“I think a lot of organizations have looked at them and liked the way they’ve run their operation on the major league level, as well as the minor league level,” said Nationals Manager Davey Johnson.
Several players on the current Braves roster similarly grew up together. Five of Monday’s starters, including Jones, Heyward and McCann, were drafted into the organization. It creates a clubhouse camaraderie that’s difficult to replicate. This year’s squad, for example, was desperate for a win last month when Jones encouraged his teammates to yank up their pant legs and take the field with knee-high socks. It worked, they won the game and have adopted the dress code every Monday since, including Monday in Washington.
Heyward, the Braves’ first-round pick in 2007, is only 23 years old but says the clubhouse rapport is impossible to miss. He likens it to family.
“They look at the makeup of players, not just their talent. . . . The Braves always seem to pay attention to the makeup of everyone,” said Heyward, who hit his 21st homer of the season Monday.

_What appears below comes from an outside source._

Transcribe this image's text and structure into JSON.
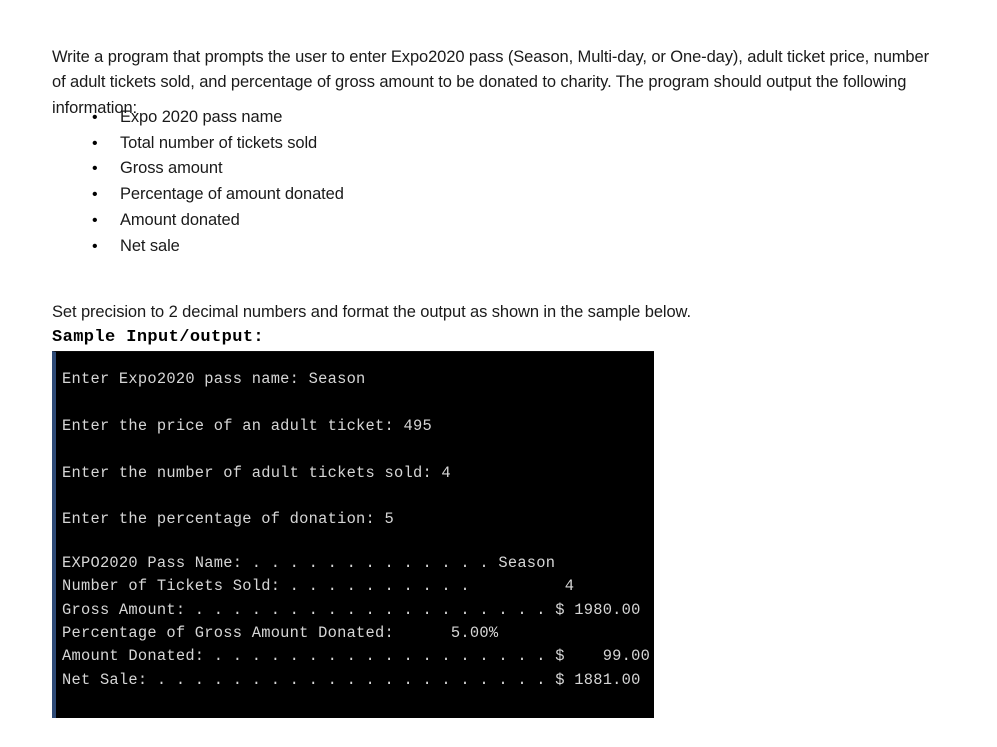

While the Braves will inevitably welcome new faces into the clubhouse next year, they need not look far this week to see the successes of the Atlanta model. The Nationals have a deep starting staff — “It feels like they’re all number one starters,” said Atlanta first baseman Freddie Freeman — and they have a strong nucleus to build around.
Jones likes what he sees in the Washington clubhouse. He’s appeared in the postseason 11 times in a 19-year career, and says he thinks the Nationals will be a force for years to come.
“It’s a good pattern to model yourself after,” he said. “I think we set the standard back in the early ’90s, how to build up a minor league system and live and feed off that for 10 or 12 years.”
James Wagner contributed to this report.